How to tackle loneliness in the workplace
Ben Edwards, June 29, 2018
With working days becoming longer and increasing pressure on employees, many can feel lonely and isolated
Some find that they have spent so many hours in the office or trying to catch up on sleep that their personal life has suffered. Others feel lonely because they have little in common with their colleagues. These feelings of loneliness have psychological and physical effects that can in turn hinder performance at work. It’s important to remember that more hours spent in the office doesn’t always equate to more work being done, and those working around the clock don’t necessarily feel happy at work.
More specifically, research conducted by California State University found that if an employee feels lonely this will trigger an emotional withdrawal from their workplace and a decrease in commitment. It appears that if businesses wish to maintain impressive customer retention rates then their staff’s wellbeing needs to be looked after.
Here are five tips to tackle loneliness at work:
1. Introduce a ‘no eating at desks’ policy
Sitting in an office all day can feel isolating, especially if a demanding workload doesn’t leave time for staff to communicate. An easy way to tackle this is to encourage employees to leave their desks at lunch and sit together, ensuring that even the busiest people have a chance to join the rest of the team. The benefits of talking to others and having a chance to relax in a more informal setting can be huge, preventing people from becoming too consumed in their work and disconnected from others.
2. Hold regular meetings
During a busy week it’s easy for employees to work tirelessly on their own tasks, forgetting to check in with others or finding it hard to schedule in updates.
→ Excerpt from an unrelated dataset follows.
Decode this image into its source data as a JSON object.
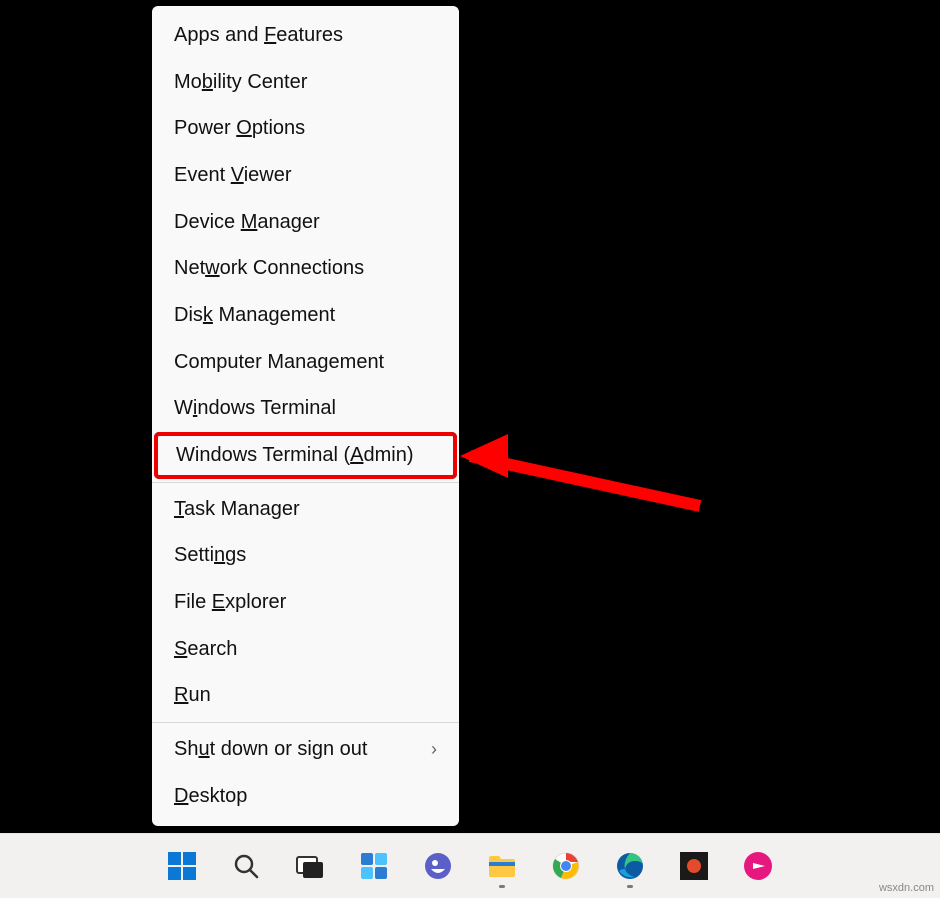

Holding regular meetings means that the whole team will have the chance to interact and will prevent anyone feeling as though they come to work, sit down and then leave without having the chance to talk, or enjoy the high quality of work that comes from sharing ideas.
3. Consider the office layout
People feeling lonely at work can often be the result of some members being separated from the rest of the team, or an office layout not leaving much room to talk to others. While you don’t want your staff to be talking so much they're distracted, communication is essential for general wellbeing. Most humans are social beings and this needs to be nurtured in the workplace. For employees suffering with loneliness, listening to the flow of conversation can be incredibly comforting.
4. Encourage time off
Loneliness sometimes occurs outside of the workplace as a direct result of what is happening at work. Working late and feeling tired over the weekend can lead to people cancelling plans or not wanting to spend time with friends and family. This then has knock-on effects in how they feel and perform at work. If staff don’t have the chance to relax and socialise over the weekend they will feel less engaged when returning to work.
5. Consider who you hire
If you have a young team think about who would be best suited to join them and who is likely to fit in. If you’re running the office on your own and feel disconnected from everyone else, find a way to bridge those gaps or introduce a staff progression programme.
Ben Edwards is a self-confidence expert and relationship coach